In order to legally work in Costa Rica, you must either be a citizen of the country or have legal permanent residence. Generally, to obtain permanent residence you must have held temporary residence for at least three years before applying.
Permanent residence or citizenship are the only two immigration statuses that carry no restrictions. Other residence options (rentista, pensionado, etc.) are considered temporary. With these visa options you can own a business but you cannot work in that business. Your responsibilities must be limited to management of the business. In other words, if you own a restaurant, you have the authority to oversee business operations, but you should not be tending to the cash register or waiting tables yourself—you must legally employ people to work and carry out the daily functions of a brick and mortar business. The law itself states: “The Temporary Resident may only carry out remunerated work or lucrative self-employed activities which have been authorized by the Department of Immigration. The Department will evaluate the recommendations of the Ministry of Labor and other criteria of convenience and opportunity in conferring any authorization.”
If you are highly skilled in an area where that job cannot be filled by a Costa Rican, you or your employer can apply for a work permit for one year, but this can be difficult to get. These laws are designed to protect workers here from foreigners who would take jobs that would otherwise be filled by a Costa Rican. It should also be noted that a work permit is not a form of residence and the two should be handled separately.
For these reasons, most expats either start a business or work online in some capacity.
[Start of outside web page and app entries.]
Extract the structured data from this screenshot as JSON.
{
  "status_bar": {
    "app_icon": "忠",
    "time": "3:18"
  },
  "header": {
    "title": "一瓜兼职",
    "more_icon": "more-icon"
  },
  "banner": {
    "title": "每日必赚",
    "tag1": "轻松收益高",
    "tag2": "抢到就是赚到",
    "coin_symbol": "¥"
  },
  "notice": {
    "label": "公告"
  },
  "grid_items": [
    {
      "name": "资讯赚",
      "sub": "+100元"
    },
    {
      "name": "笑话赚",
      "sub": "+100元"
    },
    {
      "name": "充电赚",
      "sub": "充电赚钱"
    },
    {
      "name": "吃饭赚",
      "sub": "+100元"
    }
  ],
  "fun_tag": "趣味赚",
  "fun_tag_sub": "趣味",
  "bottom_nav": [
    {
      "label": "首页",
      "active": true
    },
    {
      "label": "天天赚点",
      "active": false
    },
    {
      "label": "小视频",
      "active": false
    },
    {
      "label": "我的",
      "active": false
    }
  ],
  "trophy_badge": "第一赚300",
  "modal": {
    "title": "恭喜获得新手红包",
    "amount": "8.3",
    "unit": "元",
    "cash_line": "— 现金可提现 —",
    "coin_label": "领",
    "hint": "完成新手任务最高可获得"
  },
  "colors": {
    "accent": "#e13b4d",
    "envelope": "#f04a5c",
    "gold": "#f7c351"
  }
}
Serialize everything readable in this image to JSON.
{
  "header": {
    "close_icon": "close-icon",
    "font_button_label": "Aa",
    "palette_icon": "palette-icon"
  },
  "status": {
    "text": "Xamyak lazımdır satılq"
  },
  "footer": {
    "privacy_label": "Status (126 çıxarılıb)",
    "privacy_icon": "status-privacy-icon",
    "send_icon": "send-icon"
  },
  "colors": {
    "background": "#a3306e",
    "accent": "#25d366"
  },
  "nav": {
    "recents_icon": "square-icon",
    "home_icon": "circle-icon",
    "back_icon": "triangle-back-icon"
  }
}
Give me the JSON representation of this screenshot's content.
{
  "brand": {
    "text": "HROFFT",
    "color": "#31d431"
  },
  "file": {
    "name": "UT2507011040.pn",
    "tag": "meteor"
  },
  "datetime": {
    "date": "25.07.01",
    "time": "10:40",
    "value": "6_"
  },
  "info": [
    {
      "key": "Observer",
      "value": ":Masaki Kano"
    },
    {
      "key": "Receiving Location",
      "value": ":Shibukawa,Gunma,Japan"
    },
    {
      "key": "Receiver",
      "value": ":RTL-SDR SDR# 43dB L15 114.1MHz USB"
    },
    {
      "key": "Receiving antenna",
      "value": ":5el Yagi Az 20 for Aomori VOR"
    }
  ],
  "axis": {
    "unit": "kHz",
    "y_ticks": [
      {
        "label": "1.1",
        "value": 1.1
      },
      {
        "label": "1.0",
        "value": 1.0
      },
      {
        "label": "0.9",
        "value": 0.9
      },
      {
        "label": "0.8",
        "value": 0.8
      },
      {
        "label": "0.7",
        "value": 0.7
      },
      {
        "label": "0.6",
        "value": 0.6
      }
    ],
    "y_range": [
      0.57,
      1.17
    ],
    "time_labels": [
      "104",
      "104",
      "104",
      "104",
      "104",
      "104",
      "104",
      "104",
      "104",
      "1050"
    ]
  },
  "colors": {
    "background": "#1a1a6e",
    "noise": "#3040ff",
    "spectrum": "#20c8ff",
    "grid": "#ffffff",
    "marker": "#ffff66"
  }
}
And that business doesn’t necessarily have to be a bricks and mortar restaurant, shop, or hotel. Many work as wedding planners, surf instructors, photographers… Some have their own online businesses, others are freelance writers or graphic designers. With online jobs you have the advantage of being paid in dollars and living in a lower cost of living location. Many take advantage of their portable income by having a flexible schedule—more time to enjoy the beach or a hike in the rainforest—and take the opportunity to travel throughout the country, the region, and the world.
Unless you have your Costa Rican citizenship or permanent residence, it’s generally advised to follow these guidelines—in addition to consulting an immigration attorney if you are pursuing a category in which you feel unsure about the law and how it would apply to you:
People who can work in Costa Rica without citizenship or permanent residence:
- Home-based businesses over the internet: Freelance writer, web or graphic design, trader—no physical location in Costa Rica, no employees: you’re in the clear. Just keep in mind that the income you’re earning online should be coming from outside of Costa Rica.
- Business owner (assuming you only have a form of temporary residence): You may oversee business operations as a shareholder, but cannot perform daily job functions as an employee of your own business.
People who can’t work in Costa Rica without citizenship or permanent residence:
- Service provider or self-employed: Think jobs such as a realtor, contractor, property manager or any professional like a lawyer or doctor.
- Employee working for a salary or set wage from a Costa Rican business: This would be seen as taking a job from a Costa Rican with the same skills.
Setting up your own business
For information on setting up your own business in Costa Rica, see the Costa Rica Embassy website. You’ll also find great advice on how to work abroad as well as many stories of people who have done just that from our Fund Your Life Overseas postcards here.